What parents need to know
Parents Need to Know
Parents need to know that The Time Tribe is a point-and-click adventure game in which players follow the story of four young children who take on the very grown-up quest of figuring out what has happened to missing members of a secret group called the Time Tribe. Along the way, players will need to explore various locations throughout history, solve puzzles, and put together all the pieces of the story in order to reach the end. The game is loaded with factual historical content, along with positive messages and insights that players can take with them into the real world.
What kids can learn
- cultural understanding
Thinking & Reasoning
- asking questions
- analyzing evidence
- moving beyond obstacles
Engagement, Approach, Support
The Time Tribe is a point-and-click adventure with a fun time-travel premise that gets slightly bogged down because of slow pacing and an exhausting amount of content.
Players explore heavy themes like poverty, hunger, and helping others by playing through the story and game elements, which involve time travel to various parts of the world at various points in history.
Players are aided throughout their time-traveling journey via clues to ensure they can advance in the game.
What's it about?
THE TIME TRIBE is a game about time travel that in and of itself is a bit of a throwback to a time gone by, with a point-and-click interface and game mechanic that feels like a classic video game from the 1980s. The story follows four young children who are part of an exclusive group called the \"Time Tribe.\" They must embark on a quest to find out what has happened to the other members of the secret group, and, along the way, find out about important events and figures in history. Players solve puzzles and talk to characters to get key information; and in the process, take in as much historical information as possible in order to make it to the end of the story.
Is it any good?
The Time Tribe packs in a lot of important historical information, and does a great job of making players think, evaluate themselves, and recognize that the world was not always the same as it is now and, in some parts of the planet, there are still problems.
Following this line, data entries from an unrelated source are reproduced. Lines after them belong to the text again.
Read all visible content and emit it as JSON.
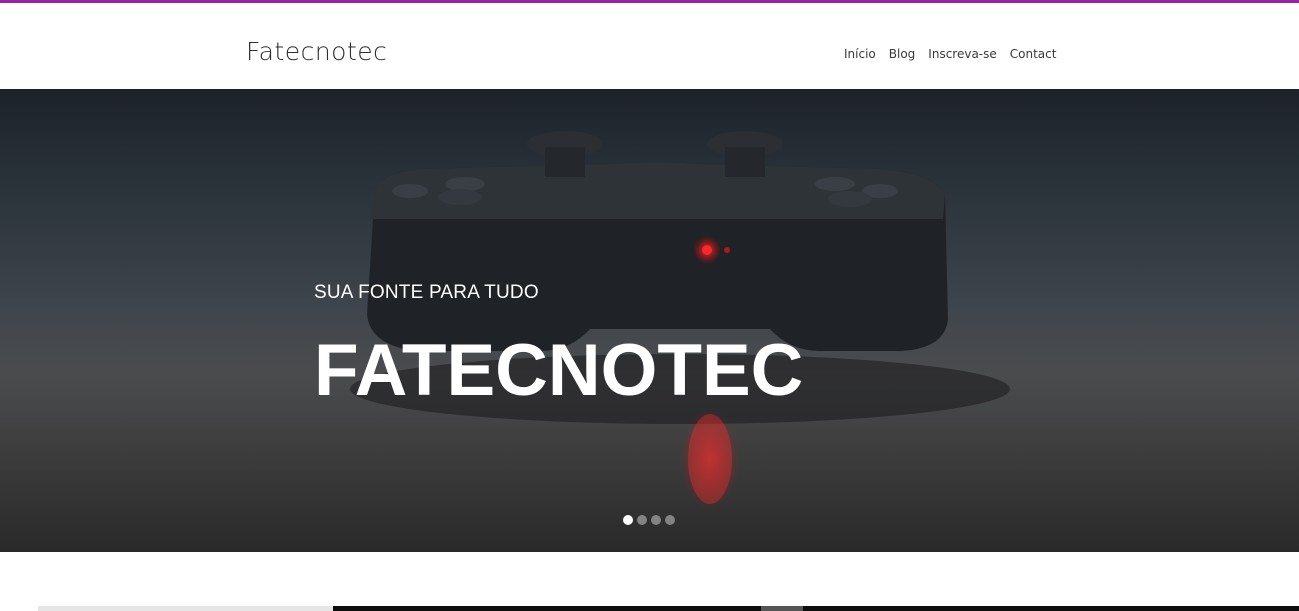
{
  "header": {
    "logo": "Fatecnotec",
    "nav": [
      "Início",
      "Blog",
      "Inscreva-se",
      "Contact"
    ]
  },
  "hero": {
    "subtitle": "SUA FONTE PARA TUDO",
    "title": "FATECNOTEC",
    "slides_total": 4,
    "active_slide": 1
  },
  "colors": {
    "accent": "#9b1fa8",
    "text": "#2e2e2e",
    "hero_text": "#ffffff"
  }
}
It does this all in the context of an enjoyable video game experience, but due to the sheer amount of content, exploration, and reading material that players must sift through in order to advance the story, it can become slow-paced and even a bit tedious at times.
That is always the trade-off with games that attempt to present strong messages or educational content, and it is the rare exception when any game can pull it off seamlessly. The Time Tribe does not do a perfect job of melding pure fun with insightful and important content, but it still does a pretty good job.
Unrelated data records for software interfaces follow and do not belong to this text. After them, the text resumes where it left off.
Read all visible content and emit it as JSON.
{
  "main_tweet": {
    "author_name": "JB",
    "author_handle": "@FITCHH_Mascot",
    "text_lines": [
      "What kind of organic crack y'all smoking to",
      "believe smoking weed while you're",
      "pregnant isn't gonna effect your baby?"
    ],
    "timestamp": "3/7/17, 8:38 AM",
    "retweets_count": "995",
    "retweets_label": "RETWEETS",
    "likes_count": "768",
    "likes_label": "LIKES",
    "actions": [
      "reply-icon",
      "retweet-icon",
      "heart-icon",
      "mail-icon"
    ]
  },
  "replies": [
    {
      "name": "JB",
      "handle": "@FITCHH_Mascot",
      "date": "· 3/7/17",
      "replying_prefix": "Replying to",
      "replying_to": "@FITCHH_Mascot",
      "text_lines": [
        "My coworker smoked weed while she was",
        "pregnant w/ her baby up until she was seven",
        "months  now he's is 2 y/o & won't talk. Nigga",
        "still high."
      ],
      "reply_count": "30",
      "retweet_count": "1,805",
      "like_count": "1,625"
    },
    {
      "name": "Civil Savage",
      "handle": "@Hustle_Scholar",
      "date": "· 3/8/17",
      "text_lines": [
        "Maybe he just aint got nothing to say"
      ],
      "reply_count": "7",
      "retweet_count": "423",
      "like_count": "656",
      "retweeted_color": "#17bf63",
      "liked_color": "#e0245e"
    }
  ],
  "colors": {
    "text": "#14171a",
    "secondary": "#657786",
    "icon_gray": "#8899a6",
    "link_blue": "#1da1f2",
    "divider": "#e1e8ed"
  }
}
Families can talk about...
Families can talk about Internet privacy. Why is it important to only become in-game friends with friends that you know in real life?
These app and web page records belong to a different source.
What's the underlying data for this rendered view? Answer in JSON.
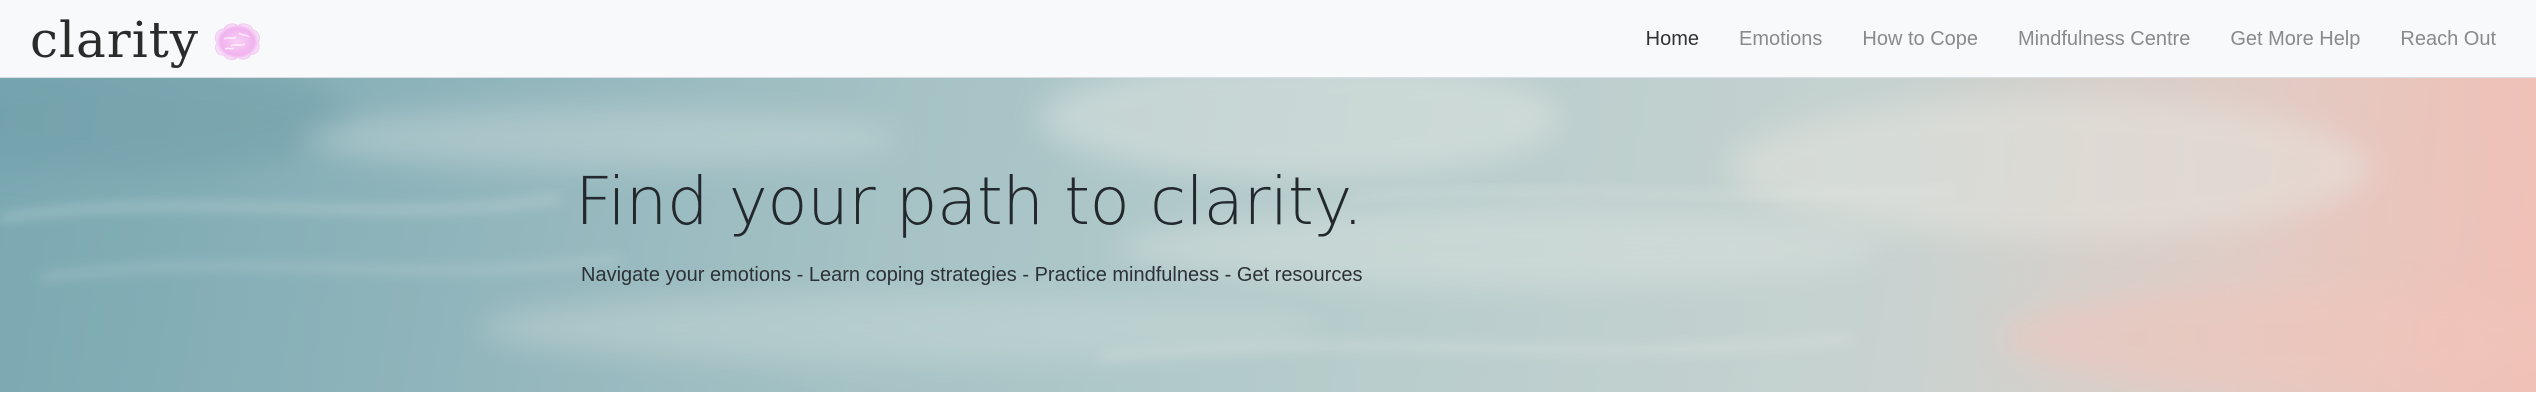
{
  "brand": {
    "name": "clarity",
    "logo_icon": "brain-icon",
    "logo_color": "#f3b8f0"
  },
  "nav": {
    "items": [
      {
        "label": "Home",
        "active": true
      },
      {
        "label": "Emotions",
        "active": false
      },
      {
        "label": "How to Cope",
        "active": false
      },
      {
        "label": "Mindfulness Centre",
        "active": false
      },
      {
        "label": "Get More Help",
        "active": false
      },
      {
        "label": "Reach Out",
        "active": false
      }
    ]
  },
  "hero": {
    "title": "Find your path to clarity.",
    "subtitle": "Navigate your emotions - Learn coping strategies - Practice mindfulness - Get resources"
  },
  "colors": {
    "nav_active": "#333333",
    "nav_inactive": "#8a8a8a",
    "navbar_bg": "#f8f9fb"
  }
}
What are the privileges you have that people in other parts of the world don't? How would you feel if you didn't have those privileges?